Reports of trips like these, consistent since the start of the vaccine rollout, have prompted local and state health officials to discourage traveling far for a vaccine, for several reasons. Doses are allocated to counties based on population and equity, and making an appointment could potentially take one away from a someone who lives or works in that area, they say. It’s also better to be closer to home, in case of side effects, said Dr. Umair Shah, Washington’s health secretary, in a Department of Health briefing this week.
Yosemite and other national parks to limit summer visitors due to COVID-19
YOSEMITE NATIONAL PARK, Calif. — Yosemite National Park will require advanced reservations for day visitors during the peak summer season to limit the number of visitors and allow social distancing amid the pandemic.
Under the new rules, advance reservations will be required for day use visitors who enter Yosemite from May 21 to Sept. 30, the San Jose Mercury News reported.
The park’s superintendent, Cicely Muldoon, said large crowds already have been coming to the park in recent weeks, and there are still cases of COVID-19 spreading in California, and other states and countries where visitors are coming from.
“The basic plan is to protect human health and safety and provide as much access as we can,” Muldoon said Thursday during a meeting with government and business leaders of the communities surrounding the park.
Rocky Mountain National Park and Glacier National Park are putting in place similar rules, which have been encouraged for decades by environmental groups but resisted by gateway communities whose economies depend heavily on tourism.
Inslee to announce possible new COVID restrictions Monday
OLYMPIA, Wash. (AP) — Gov. Jay Inslee will announce Monday whether some counties in Washington state will have to roll back to Phase 2 of the state’s COVID-19 reopening plan because of rising cases.
At a news conference Thursday Inslee said “we’ve let our guard down to some degree.”
All of Washington’s 39 counties are currently in Phase 3 of Inslee’s reopening plan, meaning all indoor spaces — including indoor dining at restaurants, indoor fitness centers, and retail — have been able to increase capacity from 25% to 50%. Larger events like concerts and graduation ceremonies are OK since up to 400 people will be allowed to gather for indoor and outdoor activities as long as physical distancing and masking are enforced.
To stay in Phase 3, counties must meet two metrics, and the metrics are different for counties that have fewer than 50,000 people.
Larger counties must have less than 200 new cases per 100,000 people over a two-week period and have fewer than five new COVID hospitalizations per 100,000 people over a one-week period.
The era of overzealous coronavirus cleaning can finally end
When the coronavirus began to spread in the United States last spring, many experts warned of the danger posed by surfaces.

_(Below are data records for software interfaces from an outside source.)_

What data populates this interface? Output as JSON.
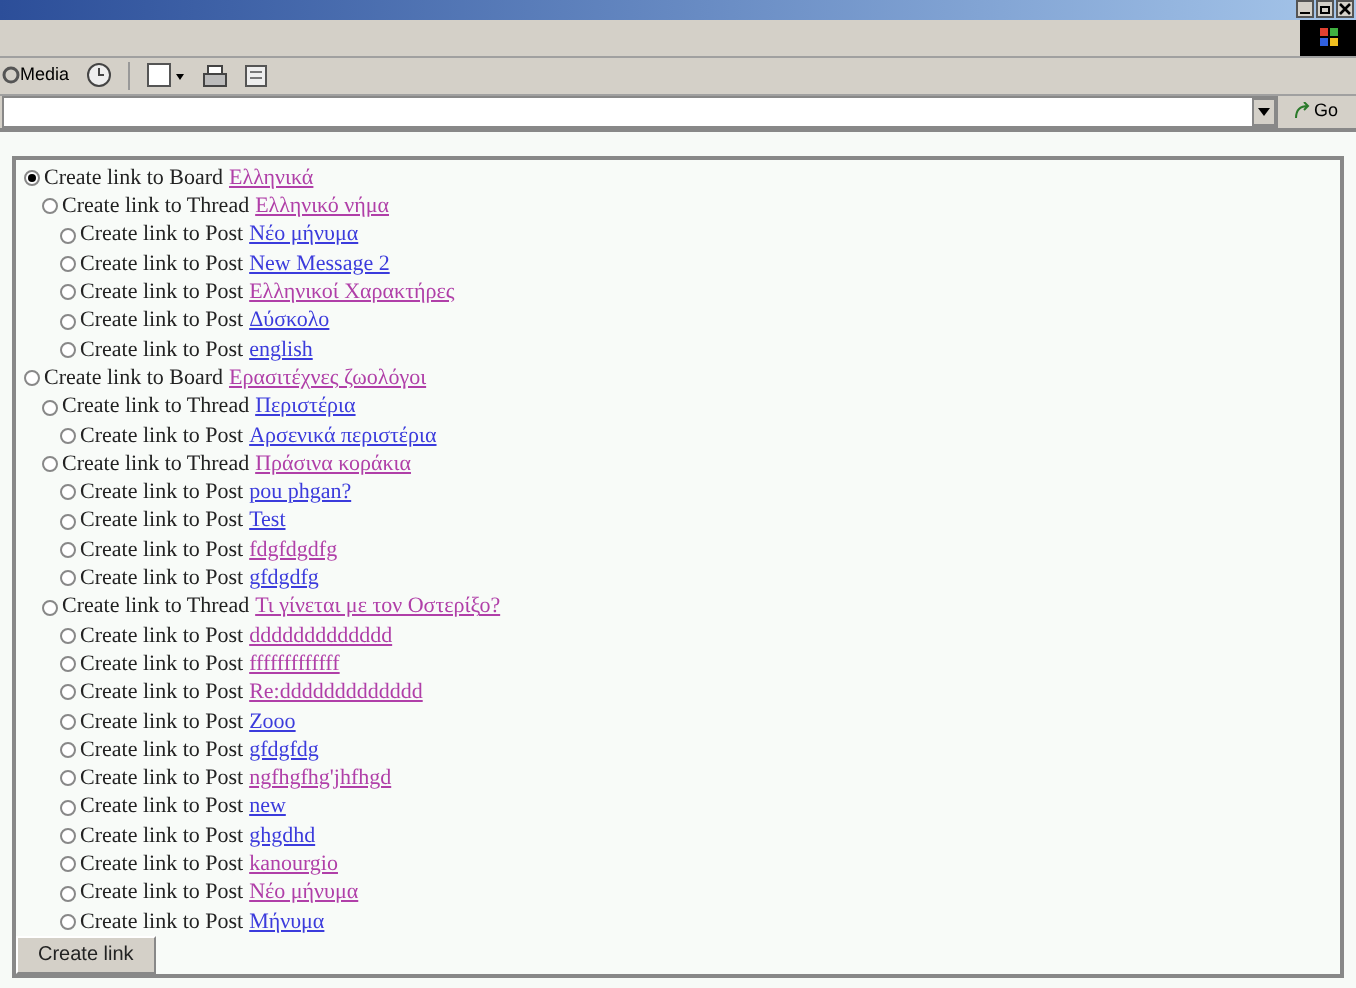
{
  "toolbar": {
    "media_label": "Media"
  },
  "address_bar": {
    "go_label": "Go"
  },
  "tree": [
    {
      "kind": "board",
      "prefix": "Create link to Board",
      "title": "Ελληνικά",
      "visited": true,
      "selected": true,
      "children": [
        {
          "kind": "thread",
          "prefix": "Create link to Thread",
          "title": "Ελληνικό νήμα",
          "visited": true,
          "selected": false,
          "children": [
            {
              "kind": "post",
              "prefix": "Create link to Post",
              "title": "Νέο μήνυμα",
              "visited": false,
              "selected": false
            },
            {
              "kind": "post",
              "prefix": "Create link to Post",
              "title": "New Message 2",
              "visited": false,
              "selected": false
            },
            {
              "kind": "post",
              "prefix": "Create link to Post",
              "title": "Ελληνικοί Χαρακτήρες",
              "visited": true,
              "selected": false
            },
            {
              "kind": "post",
              "prefix": "Create link to Post",
              "title": "Δύσκολο",
              "visited": false,
              "selected": false
            },
            {
              "kind": "post",
              "prefix": "Create link to Post",
              "title": "english",
              "visited": false,
              "selected": false
            }
          ]
        }
      ]
    },
    {
      "kind": "board",
      "prefix": "Create link to Board",
      "title": "Ερασιτέχνες ζωολόγοι",
      "visited": true,
      "selected": false,
      "children": [
        {
          "kind": "thread",
          "prefix": "Create link to Thread",
          "title": "Περιστέρια",
          "visited": false,
          "selected": false,
          "children": [
            {
              "kind": "post",
              "prefix": "Create link to Post",
              "title": "Αρσενικά περιστέρια",
              "visited": false,
              "selected": false
            }
          ]
        },
        {
          "kind": "thread",
          "prefix": "Create link to Thread",
          "title": "Πράσινα κοράκια",
          "visited": true,
          "selected": false,
          "children": [
            {
              "kind": "post",
              "prefix": "Create link to Post",
              "title": "pou phgan?",
              "visited": false,
              "selected": false
            },
            {
              "kind": "post",
              "prefix": "Create link to Post",
              "title": "Test",
              "visited": false,
              "selected": false
            },
            {
              "kind": "post",
              "prefix": "Create link to Post",
              "title": "fdgfdgdfg",
              "visited": true,
              "selected": false
            },
            {
              "kind": "post",
              "prefix": "Create link to Post",
              "title": "gfdgdfg",
              "visited": false,
              "selected": false
            }
          ]
        },
        {
          "kind": "thread",
          "prefix": "Create link to Thread",
          "title": "Τι γίνεται με τον Οστερίξο?",
          "visited": true,
          "selected": false,
          "children": [
            {
              "kind": "post",
              "prefix": "Create link to Post",
              "title": "ddddddddddddd",
              "visited": true,
              "selected": false
            },
            {
              "kind": "post",
              "prefix": "Create link to Post",
              "title": "fffffffffffff",
              "visited": true,
              "selected": false
            },
            {
              "kind": "post",
              "prefix": "Create link to Post",
              "title": "Re:ddddddddddddd",
              "visited": true,
              "selected": false
            },
            {
              "kind": "post",
              "prefix": "Create link to Post",
              "title": "Zooo",
              "visited": false,
              "selected": false
            },
            {
              "kind": "post",
              "prefix": "Create link to Post",
              "title": "gfdgfdg",
              "visited": false,
              "selected": false
            },
            {
              "kind": "post",
              "prefix": "Create link to Post",
              "title": "ngfhgfhg'jhfhgd",
              "visited": true,
              "selected": false
            },
            {
              "kind": "post",
              "prefix": "Create link to Post",
              "title": "new",
              "visited": false,
              "selected": false
            },
            {
              "kind": "post",
              "prefix": "Create link to Post",
              "title": "ghgdhd",
              "visited": false,
              "selected": false
            },
            {
              "kind": "post",
              "prefix": "Create link to Post",
              "title": "kanourgio",
              "visited": true,
              "selected": false
            },
            {
              "kind": "post",
              "prefix": "Create link to Post",
              "title": "Νέο μήνυμα",
              "visited": true,
              "selected": false
            },
            {
              "kind": "post",
              "prefix": "Create link to Post",
              "title": "Μήνυμα",
              "visited": false,
              "selected": false
            }
          ]
        }
      ]
    }
  ],
  "submit_button": {
    "label": "Create link"
  }
}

Researchers reported that the virus could survive for days on plastic or stainless steel, and the Centers for Disease Control and Prevention advised that if someone touched one of these contaminated surfaces — and then touched their eyes, nose or mouth — they could become infected.
Americans responded in kind, wiping down groceries, quarantining mail and clearing drugstore shelves of Clorox wipes. Facebook closed two of its offices for a “deep cleaning.” New York’s Metropolitan Transportation Authority began disinfecting subway cars every night.
But the era of “hygiene theater” may have come to an unofficial end this week, when the CDC updated its surface cleaning guidelines and noted that the risk of contracting the virus from touching a contaminated surface was less than 1 in 10,000.
“People can be affected with the virus that causes COVID-19 through contact with contaminated surfaces and objects,” Dr. Rochelle Walensky, the director of the CDC, said at a White House briefing on Monday. “However, evidence has demonstrated that the risk by this route of infection of transmission is actually low.”